Upper School

Science

The Upper School science program gives students a solid foundation in science by connecting scientific concepts with real-world situations. Our goal is to foster science competency in all students through collaborative, inquiry-based, hands-on scientific investigations.

The structure of the science curriculum is very deliberate in the Upper School. Having elected to pursue a Physics First program, we have designed our courses to reflect not only the best practices in our individual disciplines, but also to provide robust connections as students complete their course of study.  By starting students in a physics course as freshmen, at Ellis, we are able to introduce them to topics such as energy, charge, and waves, all of which are then built upon in their sophomore chemistry course. That experience as sophomores allows them to pursue a deeper and more analytical view of biological systems as juniors; they are able to view biological processes from a more modern and more rigorous biochemical vantage.

Science Curriculum

List of 7 items.

  • Concepts of Physics

    Required Course | Grade 9

    This fundamental course builds a framework of physics concepts and illustrates their impact upon everyone’s life and daily experiences. The course emphasizes construction of concepts and development of skills from laboratory experiments and collaborative efforts in problem solving. Topics include kinematics, forces, energy, electricity, and optics.
  • Chemistry

    Required Course | Grade 10

    This course is designed to be an introductory level chemistry course. A foundation is developed through the study of fundamental topics such as measurement, matter, energy, structure of the atom, stoichiometry, and more. Laboratory activities are important components of the course that offer the opportunity to explore, observe, and confirm chemistry concepts.
  • Biology

    Required Course | Grade 11

    This course is designed to be an introductory level biology course. Students develop biological literacy through the exploration of fundamental concepts such as evolution, ecology, biochemistry, cells, respiration and photosynthesis, and genetics. Lab activities serve to reinforce understanding of concepts as well as to promote the development of application skills.
     
  • AP Chemistry

    Elective Course | Grades 11-12

    This course is designed to be the equivalent of an introductory college level chemistry course. Topics covered include atomic theory, chemical reactions, chemical bonding and molecular structures, thermodynamics, equilibrium, and kinetics. The lab part of the course is rigorous and follows topics suggested by the College Board. Full lab reports are required and students occasionally have the opportunity to inquire by designing their own experiments.

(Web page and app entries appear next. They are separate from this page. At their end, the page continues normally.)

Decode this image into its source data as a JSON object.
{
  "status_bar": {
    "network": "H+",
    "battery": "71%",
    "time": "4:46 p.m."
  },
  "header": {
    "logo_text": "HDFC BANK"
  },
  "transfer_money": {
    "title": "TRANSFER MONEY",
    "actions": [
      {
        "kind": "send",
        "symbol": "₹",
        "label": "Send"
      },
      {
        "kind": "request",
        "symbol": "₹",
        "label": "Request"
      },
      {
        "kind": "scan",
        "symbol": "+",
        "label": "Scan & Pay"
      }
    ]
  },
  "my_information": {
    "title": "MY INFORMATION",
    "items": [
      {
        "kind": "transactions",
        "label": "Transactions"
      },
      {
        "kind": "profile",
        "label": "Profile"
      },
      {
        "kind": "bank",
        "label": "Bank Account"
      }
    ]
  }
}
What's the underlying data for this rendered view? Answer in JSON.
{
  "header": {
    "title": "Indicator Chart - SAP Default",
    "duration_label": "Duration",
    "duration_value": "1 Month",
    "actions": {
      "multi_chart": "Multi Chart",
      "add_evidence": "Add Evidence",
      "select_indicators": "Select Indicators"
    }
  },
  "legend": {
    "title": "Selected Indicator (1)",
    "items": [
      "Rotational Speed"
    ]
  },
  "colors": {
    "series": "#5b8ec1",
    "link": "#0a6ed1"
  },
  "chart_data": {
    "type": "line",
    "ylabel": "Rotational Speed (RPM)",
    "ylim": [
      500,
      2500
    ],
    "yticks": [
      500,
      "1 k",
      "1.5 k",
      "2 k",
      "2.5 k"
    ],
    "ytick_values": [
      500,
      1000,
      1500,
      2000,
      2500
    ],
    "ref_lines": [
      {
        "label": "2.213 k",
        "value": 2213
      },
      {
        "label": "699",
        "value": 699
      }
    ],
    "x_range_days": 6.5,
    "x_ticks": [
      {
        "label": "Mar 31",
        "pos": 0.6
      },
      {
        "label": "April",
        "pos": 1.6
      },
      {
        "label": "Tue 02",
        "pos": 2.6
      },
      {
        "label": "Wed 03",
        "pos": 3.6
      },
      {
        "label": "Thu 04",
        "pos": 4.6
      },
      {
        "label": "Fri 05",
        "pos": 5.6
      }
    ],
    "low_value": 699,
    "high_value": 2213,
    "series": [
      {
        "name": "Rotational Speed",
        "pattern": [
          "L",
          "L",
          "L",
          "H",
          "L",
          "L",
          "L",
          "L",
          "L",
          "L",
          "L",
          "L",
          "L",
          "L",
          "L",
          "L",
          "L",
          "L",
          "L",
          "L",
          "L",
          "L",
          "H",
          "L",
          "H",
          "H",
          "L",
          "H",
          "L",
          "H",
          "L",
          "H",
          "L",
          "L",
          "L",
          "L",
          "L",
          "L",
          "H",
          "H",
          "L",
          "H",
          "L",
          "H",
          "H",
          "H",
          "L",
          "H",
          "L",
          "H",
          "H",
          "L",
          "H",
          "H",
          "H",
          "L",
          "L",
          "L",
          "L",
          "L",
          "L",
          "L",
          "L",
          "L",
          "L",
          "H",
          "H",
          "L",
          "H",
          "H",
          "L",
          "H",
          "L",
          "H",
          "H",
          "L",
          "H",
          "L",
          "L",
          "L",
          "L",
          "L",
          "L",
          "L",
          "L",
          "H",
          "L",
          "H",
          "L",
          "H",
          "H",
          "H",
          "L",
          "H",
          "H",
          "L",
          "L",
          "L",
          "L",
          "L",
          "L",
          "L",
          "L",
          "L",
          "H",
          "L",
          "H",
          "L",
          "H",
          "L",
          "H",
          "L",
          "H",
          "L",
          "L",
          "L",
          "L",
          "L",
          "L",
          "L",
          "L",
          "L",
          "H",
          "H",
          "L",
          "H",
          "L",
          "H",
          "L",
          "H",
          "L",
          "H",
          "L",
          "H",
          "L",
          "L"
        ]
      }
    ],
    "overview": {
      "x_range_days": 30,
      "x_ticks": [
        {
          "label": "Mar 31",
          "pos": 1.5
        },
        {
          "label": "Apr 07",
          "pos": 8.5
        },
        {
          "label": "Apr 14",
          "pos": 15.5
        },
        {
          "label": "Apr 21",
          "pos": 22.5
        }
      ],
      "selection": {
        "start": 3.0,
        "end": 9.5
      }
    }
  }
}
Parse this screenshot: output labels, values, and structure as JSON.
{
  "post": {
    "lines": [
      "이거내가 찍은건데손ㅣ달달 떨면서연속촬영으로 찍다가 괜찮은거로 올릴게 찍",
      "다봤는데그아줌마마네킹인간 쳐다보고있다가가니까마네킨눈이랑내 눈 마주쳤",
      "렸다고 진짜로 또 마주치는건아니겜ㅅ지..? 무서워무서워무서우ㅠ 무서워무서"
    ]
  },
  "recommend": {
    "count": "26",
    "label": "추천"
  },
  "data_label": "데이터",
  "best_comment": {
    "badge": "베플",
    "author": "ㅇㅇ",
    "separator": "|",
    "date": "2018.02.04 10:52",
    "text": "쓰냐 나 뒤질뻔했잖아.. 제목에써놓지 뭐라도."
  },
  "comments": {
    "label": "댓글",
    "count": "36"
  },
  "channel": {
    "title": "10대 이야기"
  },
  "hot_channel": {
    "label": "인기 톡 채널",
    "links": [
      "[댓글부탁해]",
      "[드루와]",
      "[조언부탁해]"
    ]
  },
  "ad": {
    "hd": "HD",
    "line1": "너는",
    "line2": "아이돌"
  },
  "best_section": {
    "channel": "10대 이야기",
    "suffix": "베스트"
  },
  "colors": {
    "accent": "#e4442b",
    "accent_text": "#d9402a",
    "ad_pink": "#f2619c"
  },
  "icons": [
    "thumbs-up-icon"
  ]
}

    Prerequisites: Concepts of Physics, Chemistry; Algebra II
  • AP Biology

    Elective Course | Grades 11-12

    This course is designed around the Advanced Placement Biology Curriculum framework that focuses on the major concepts in biology and their connections: Evolution, Energy, Information, and Interaction. Additionally, this course provides a basis for students to develop a deep conceptual understanding as well as opportunities to integrate biological knowledge and the science practices through inquiry-based activities and laboratory investigations.

    Prerequisite: Concepts of Physics, Chemistry, Biology
  • AP Physics

    Elective Course | Grades 11-12

    AP Physics is designed to be the equivalent of a college introductory physics course. This course provides a systematic introduction to several of the main principles of physics with a focus on mechanics, waves, and electricity. Instruction in the course will be differentiated, with students in their first year of calculus preparing for the AP Physics 1 exam and students in their second year of calculus preparing for the AP Physics C exam. This course will provide a foundation in physics for students considering futures involving the hard sciences, medicine, or engineering, as well as other fields not directly related to science.

    Prerequisite: Concepts of Physics
    Co-requisite: Calculus
  • Introduction to Anatomy and Organic Chemistry

    Elective Course | Grades 11-12 

    This non-AP introductory course will include two trimesters of Human Anatomy and Physiology and one trimester of Organic Chemistry. The Anatomy portion takes a systems-based approach to the structures of the human body. By integrating the structure and its interdependence on function, students learn about the regulation and control of the human body. The Organic Chemistry portion focuses on structure, naming, and 3D stereochemistry of organic molecules and their functional groups, which are essential to biological processes! This serves as a foundation for both anatomy and organic chemistry courses at the college level, or a chance to explore a topic of interest. Preference for scheduling will be given to seniors.

    Prerequisite: Concepts of Physics, Chemistry
    Co-requisite: Biology